Fig. 1
Fig. 1

Multiple lunar crescents. After Reimann, Meteorol. Z. 4, 144 (1887).

Fig. 2
Fig. 2

Double lunar crescents. Dutch Yearbook on Meteorol. Phenomena 21, 51 (1900).

Fig. 3
Fig. 3

Multiple solar images. Photograph by Richard, La Météorologie 4, 301 (1953).

Fig. 4
Fig. 4

One-sided mock sun. Photograph by Mrs. E. S., Weather 21, 250 (1965).

Fig. 5
Fig. 5

Shadow of an airplane trail on a lower-lying layer of clouds. Photograph by W. C. Livingstone, Kitt Peak.

Fig. 6
Fig. 6

Shadow of a mountain on the hazy air. Photograph by W. C. Livingstone, Kitt Peak.

Fig. 7
Fig. 7

The ordinary halo of 23°, with mock suns. Photograph by E. Everhart, Mansfield (Conn.).

Fig. 8
Fig. 8

The antisun and the skew arcs through it. Photograph by E. Everhart, Sky and Telescope 21, 14 (1961), reprinted with permission.

Fig. 9
Fig. 9

Vertical light pillar above one of the feet of the rainbow. Photograph by F. Druce, Meteorol. Mag. 71, 230 (1936).

Fig. 10
Fig. 10

The “glory” on a mist bank. Photograph by J. C. Brandt, NASA.

Fig. 11
Fig. 11

Clouds showing iridescence. Photograph by Clark, International Cloud Atlas.

Fig. 12
Fig. 12

Contrast triangle, as observed by Martins.
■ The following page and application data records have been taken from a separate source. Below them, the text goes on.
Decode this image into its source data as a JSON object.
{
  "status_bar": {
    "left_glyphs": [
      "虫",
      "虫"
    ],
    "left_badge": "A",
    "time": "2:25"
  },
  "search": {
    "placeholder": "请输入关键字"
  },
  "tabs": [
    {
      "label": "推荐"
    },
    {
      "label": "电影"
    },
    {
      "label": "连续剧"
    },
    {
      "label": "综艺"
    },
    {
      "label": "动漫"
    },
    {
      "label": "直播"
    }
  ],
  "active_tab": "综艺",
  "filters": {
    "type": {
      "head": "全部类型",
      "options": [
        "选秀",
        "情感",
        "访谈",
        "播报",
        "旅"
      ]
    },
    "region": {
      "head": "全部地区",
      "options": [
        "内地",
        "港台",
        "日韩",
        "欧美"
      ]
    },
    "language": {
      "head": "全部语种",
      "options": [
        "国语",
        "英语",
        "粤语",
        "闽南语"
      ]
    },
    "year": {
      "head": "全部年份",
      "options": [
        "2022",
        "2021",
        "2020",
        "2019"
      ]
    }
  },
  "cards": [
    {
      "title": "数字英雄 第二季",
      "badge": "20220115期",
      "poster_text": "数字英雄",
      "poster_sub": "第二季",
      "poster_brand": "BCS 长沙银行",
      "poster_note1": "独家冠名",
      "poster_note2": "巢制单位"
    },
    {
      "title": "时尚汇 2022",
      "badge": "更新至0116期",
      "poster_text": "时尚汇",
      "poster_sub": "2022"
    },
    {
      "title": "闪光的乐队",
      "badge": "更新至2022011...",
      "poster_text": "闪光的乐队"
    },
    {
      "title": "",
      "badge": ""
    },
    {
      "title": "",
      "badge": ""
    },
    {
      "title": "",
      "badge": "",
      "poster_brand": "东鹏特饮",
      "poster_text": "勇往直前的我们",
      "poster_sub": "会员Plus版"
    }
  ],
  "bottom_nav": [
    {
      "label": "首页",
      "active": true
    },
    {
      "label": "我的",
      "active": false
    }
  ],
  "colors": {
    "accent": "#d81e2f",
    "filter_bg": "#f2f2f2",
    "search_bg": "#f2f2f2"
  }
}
Compt. Rend. 43, 763 (1858).

Fig. 13
Fig. 13

Contrast triangle, as found on a commercial folder.

Fig. 14
Fig. 14

Vertical light pillar above a Bessemer converter in Pittsburgh. Photograph by R. G. Florida, Pittsburgh.